• **BRIEF**: Reproduce the records below word for word.
==*==
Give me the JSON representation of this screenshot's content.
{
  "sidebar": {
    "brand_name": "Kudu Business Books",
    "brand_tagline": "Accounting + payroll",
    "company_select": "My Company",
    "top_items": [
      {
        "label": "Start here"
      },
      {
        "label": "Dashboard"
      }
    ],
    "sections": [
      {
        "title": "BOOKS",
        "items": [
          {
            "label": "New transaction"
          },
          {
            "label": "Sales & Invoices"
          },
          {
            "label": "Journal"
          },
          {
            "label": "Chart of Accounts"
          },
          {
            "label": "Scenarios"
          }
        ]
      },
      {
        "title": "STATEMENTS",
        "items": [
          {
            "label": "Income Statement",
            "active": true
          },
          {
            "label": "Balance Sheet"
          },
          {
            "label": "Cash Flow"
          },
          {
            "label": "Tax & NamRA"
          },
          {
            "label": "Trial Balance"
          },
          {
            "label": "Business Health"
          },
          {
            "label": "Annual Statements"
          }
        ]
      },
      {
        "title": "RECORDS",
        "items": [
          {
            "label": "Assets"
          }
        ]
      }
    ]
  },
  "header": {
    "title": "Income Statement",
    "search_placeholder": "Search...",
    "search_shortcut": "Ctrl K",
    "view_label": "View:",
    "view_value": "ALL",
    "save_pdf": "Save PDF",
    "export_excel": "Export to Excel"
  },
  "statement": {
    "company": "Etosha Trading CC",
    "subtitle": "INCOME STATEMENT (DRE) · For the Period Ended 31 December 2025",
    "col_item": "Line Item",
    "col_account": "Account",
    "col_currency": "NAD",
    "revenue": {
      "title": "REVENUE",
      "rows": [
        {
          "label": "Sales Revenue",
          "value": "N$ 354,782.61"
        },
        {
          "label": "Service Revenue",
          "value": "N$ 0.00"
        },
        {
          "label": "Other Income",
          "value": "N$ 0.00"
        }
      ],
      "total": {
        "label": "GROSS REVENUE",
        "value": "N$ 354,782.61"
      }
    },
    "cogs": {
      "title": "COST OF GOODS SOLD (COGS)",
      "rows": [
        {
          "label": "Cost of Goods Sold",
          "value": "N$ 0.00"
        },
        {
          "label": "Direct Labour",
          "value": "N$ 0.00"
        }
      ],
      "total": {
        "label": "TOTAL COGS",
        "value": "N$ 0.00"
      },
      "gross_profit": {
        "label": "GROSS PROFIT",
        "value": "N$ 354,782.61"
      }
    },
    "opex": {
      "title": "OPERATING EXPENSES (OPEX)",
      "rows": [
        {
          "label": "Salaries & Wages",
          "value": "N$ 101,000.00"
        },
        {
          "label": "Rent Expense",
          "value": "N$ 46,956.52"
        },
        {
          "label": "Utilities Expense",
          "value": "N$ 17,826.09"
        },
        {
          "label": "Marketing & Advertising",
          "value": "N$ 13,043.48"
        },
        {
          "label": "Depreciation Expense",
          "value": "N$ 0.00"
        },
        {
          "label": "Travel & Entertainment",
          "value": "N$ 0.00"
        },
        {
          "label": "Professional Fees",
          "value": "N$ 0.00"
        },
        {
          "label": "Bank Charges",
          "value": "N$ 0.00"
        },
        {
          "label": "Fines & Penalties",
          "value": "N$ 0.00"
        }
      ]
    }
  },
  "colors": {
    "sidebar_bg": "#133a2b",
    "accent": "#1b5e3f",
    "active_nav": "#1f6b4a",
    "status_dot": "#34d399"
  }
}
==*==
• **RESULT FOR THIS TASK**:
Give me the JSON representation of this screenshot's content.
{
  "sidebar": {
    "brand_name": "Kudu Business Books",
    "brand_tagline": "Accounting + payroll",
    "company_select": "My Company",
    "top_items": [
      {
        "label": "Start here"
      },
      {
        "label": "Dashboard"
      }
    ],
    "sections": [
      {
        "title": "BOOKS",
        "items": [
          {
            "label": "New transaction"
          },
          {
            "label": "Sales & Invoices"
          },
          {
            "label": "Journal"
          },
          {
            "label": "Chart of Accounts"
          },
          {
            "label": "Scenarios"
          }
        ]
      },
      {
        "title": "STATEMENTS",
        "items": [
          {
            "label": "Income Statement",
            "active": true
          },
          {
            "label": "Balance Sheet"
          },
          {
            "label": "Cash Flow"
          },
          {
            "label": "Tax & NamRA"
          },
          {
            "label": "Trial Balance"
          },
          {
            "label": "Business Health"
          },
          {
            "label": "Annual Statements"
          }
        ]
      },
      {
        "title": "RECORDS",
        "items": [
          {
            "label": "Assets"
          }
        ]
      }
    ]
  },
  "header": {
    "title": "Income Statement",
    "search_placeholder": "Search...",
    "search_shortcut": "Ctrl K",
    "view_label": "View:",
    "view_value": "ALL",
    "save_pdf": "Save PDF",
    "export_excel": "Export to Excel"
  },
  "statement": {
    "company": "Etosha Trading CC",
    "subtitle": "INCOME STATEMENT (DRE) · For the Period Ended 31 December 2025",
    "col_item": "Line Item",
    "col_account": "Account",
    "col_currency": "NAD",
    "revenue": {
      "title": "REVENUE",
      "rows": [
        {
          "label": "Sales Revenue",
          "value": "N$ 354,782.61"
        },
        {
          "label": "Service Revenue",
          "value": "N$ 0.00"
        },
        {
          "label": "Other Income",
          "value": "N$ 0.00"
        }
      ],
      "total": {
        "label": "GROSS REVENUE",
        "value": "N$ 354,782.61"
      }
    },
    "cogs": {
      "title": "COST OF GOODS SOLD (COGS)",
      "rows": [
        {
          "label": "Cost of Goods Sold",
          "value": "N$ 0.00"
        },
        {
          "label": "Direct Labour",
          "value": "N$ 0.00"
        }
      ],
      "total": {
        "label": "TOTAL COGS",
        "value": "N$ 0.00"
      },
      "gross_profit": {
        "label": "GROSS PROFIT",
        "value": "N$ 354,782.61"
      }
    },
    "opex": {
      "title": "OPERATING EXPENSES (OPEX)",
      "rows": [
        {
          "label": "Salaries & Wages",
          "value": "N$ 101,000.00"
        },
        {
          "label": "Rent Expense",
          "value": "N$ 46,956.52"
        },
        {
          "label": "Utilities Expense",
          "value": "N$ 17,826.09"
        },
        {
          "label": "Marketing & Advertising",
          "value": "N$ 13,043.48"
        },
        {
          "label": "Depreciation Expense",
          "value": "N$ 0.00"
        },
        {
          "label": "Travel & Entertainment",
          "value": "N$ 0.00"
        },
        {
          "label": "Professional Fees",
          "value": "N$ 0.00"
        },
        {
          "label": "Bank Charges",
          "value": "N$ 0.00"
        },
        {
          "label": "Fines & Penalties",
          "value": "N$ 0.00"
        }
      ]
    }
  },
  "colors": {
    "sidebar_bg": "#133a2b",
    "accent": "#1b5e3f",
    "active_nav": "#1f6b4a",
    "status_dot": "#34d399"
  }
}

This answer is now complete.